Here is what I have learned. A leader must be the eternal optimist. He or she must absolutely and totally believe in the goal or objective. This belief must be authentic and genuine – not playacting for the team. There’s confidence on steroids at work here. But more than sheer willpower is necessary to generate the desired result. The effort must be strategic and smart.

Hoover, Electrolux, and Oreck seemed to have a corner on the vacuum market for years. Then along came James Dyson with a revolutionary idea in the late 1970s.  He created 5,127 prototypes over five years and the G-Force Dual Cyclone was born. Dyson has since become a worldwide market leader with 2019 sales of more than $7.3 billion. Here is another example. Blockbuster had 2004 revenue of $6 billion while Netflix brought in $500 million. Today, Netflix has more than nearly 208 million streaming subscribers and Blockbuster is out of business. What happened to “too hard” with Dyson and Netflix?
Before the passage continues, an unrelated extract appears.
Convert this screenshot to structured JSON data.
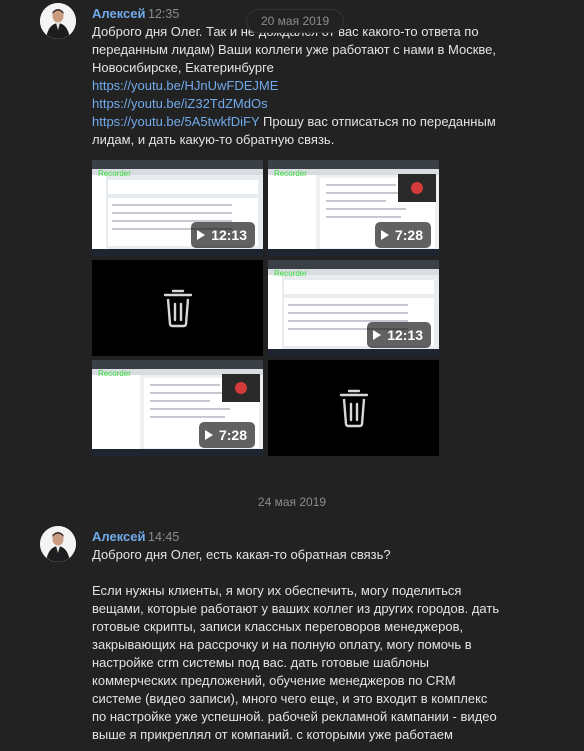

Dyson revolutionized vacuum cleaner design and eliminated the need for a bag. It was clearly a disruptor in its industry. Its swivel ball technology also made it easier to use a vacuum cleaner in tight spaces – something the incumbent makers had failed to do. Netflix was all about convenience for its customers. I remember having to drive to the Blockbuster store to rent a movie. Meanwhile Netflix was sending them through the mail. Ultimately, the company figured out that streaming was the future and rode the wave in handsome fashion. “Too hard” was transformed into stunning success through innovation, creativity, perseverance, resilience and above all a “can’t lose” mindset.

How do these stories apply to us? If nothing else, it is imperative that we learn how to convert too hard into let’s do it.” We must first convince ourselves that we can do whatever we set out to do. Then we must persuade our team to believe the same way. I know that this sounds like a lot of rah-rah. But the formula is a simple one. Yes, there will be risks – but we figure out how to manage them. Yes, there will be failure – but we use it to learn what works and what doesn’t. And yes, there will be periods where progress seems painfully slow – but we keep moving forward until we break through.

This blog is being written in tandem with my book, “An Entrepreneur’s Words to Live By,” available on Amazon.com in paperback and Kindle (My Book), as well as being available in all of the other major eBook formats.